This vast church has to be kept locked, because of the risk of vandalism, so is not much visited. However, the adjacent Parish office is staffed from 9am to midday, Monday to Wednesday and will help if possible.

A new title in the Sutton Local History series – FRONT-LINE SUFFOLK by Michael Foley – price £12.99

This book came out in May 2007 and covers the military history of the county from Roman times to the present day. Available from all good bookshops, or direct by phone from 01963 442030 – it has 144 pages with around 150 illustrations – ISBN: 987-07509-000-0 – and it is published by suttonpublishing.co.uk One Line for History

Summer 2007 – Continued Excavation of a Wooden Causeway on Beccles Marshes, dating from
the Iron Age. Member Keith Davies visited the dig and collected the following information.

In 2006, ancient wooden stakes were discovered on Beccles Marshes during flood alleviation works adjacent to the River Waveney. This discovery led to excavations funded by BESL and carried out by a collaborative team from the University of Birmingham and Suffolk County Council to obtain as much information as possible from the threatened archaeological remains.

Work has continued in 2007 and the results have identified the site as a prehistoric stake causeway that has been preserved in the peat of Beccles Marshes for over 2000 years. This rare find may be of international importance and several archaeological questions remain. The public was invited to meet the team at the dig at the end of July.

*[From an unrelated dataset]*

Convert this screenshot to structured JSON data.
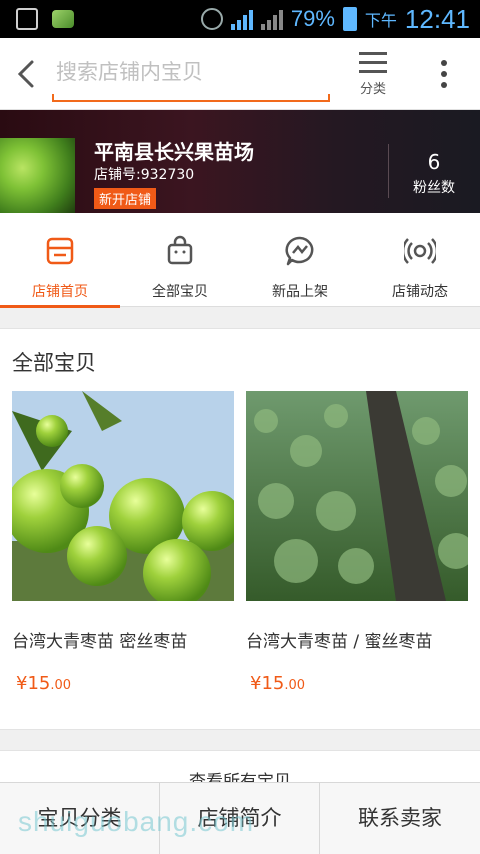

The principal feature is a triple line of stakes that has been traced for 100 m. The projected alignment extends towards the Waveney to the north and the Morrisons Supermarket to the south – a distance of over a kilometre. The large oak stakes were sharpened to "pencil" points using iron axes before being driven into the peat. Some are over 1.5 m long and 30 cm in diameter and their preservation is such that every axe mark and carpentry detail is visible.

It is likely that the site was built over many years and repaired/extended at times. Dendrochronology tells us part of the alignment was constructed in spring 75 BC – the late Iron Age – but the initial work may have started several centuries earlier. Pottery fragments show the site was used well into the Roman period before it was enveloped by the marsh. Several smaller trackways have also been found, constructed of brushwood and planking, perhaps related to continued use of the site over time and allowing access across particularly wet areas of the peat.

Stake alignments, although rare, are known from other Iron Age sites in Britain. They probably had multiple uses, including religious and monumental, besides the obvious routeway function of this example that linked the dryland of Beccles to the estuarine landscape of the northern River Waveney. Further information is being gathered on how long the site was used, its exact purpose, and on variations in its construction. Details of the site will be posted on the website: www.ba-env.bham.ac.uk




These pictures show how the large oak stakes were inserted in three vertical rows, with three horizontal layers making the bed of the causeway. First, cross poles were set into notches cut into the main stakes (see below left); then several supports were overlaid in the direction of the causeway, and finally a crossways layer of brushwood topping added to form the footway.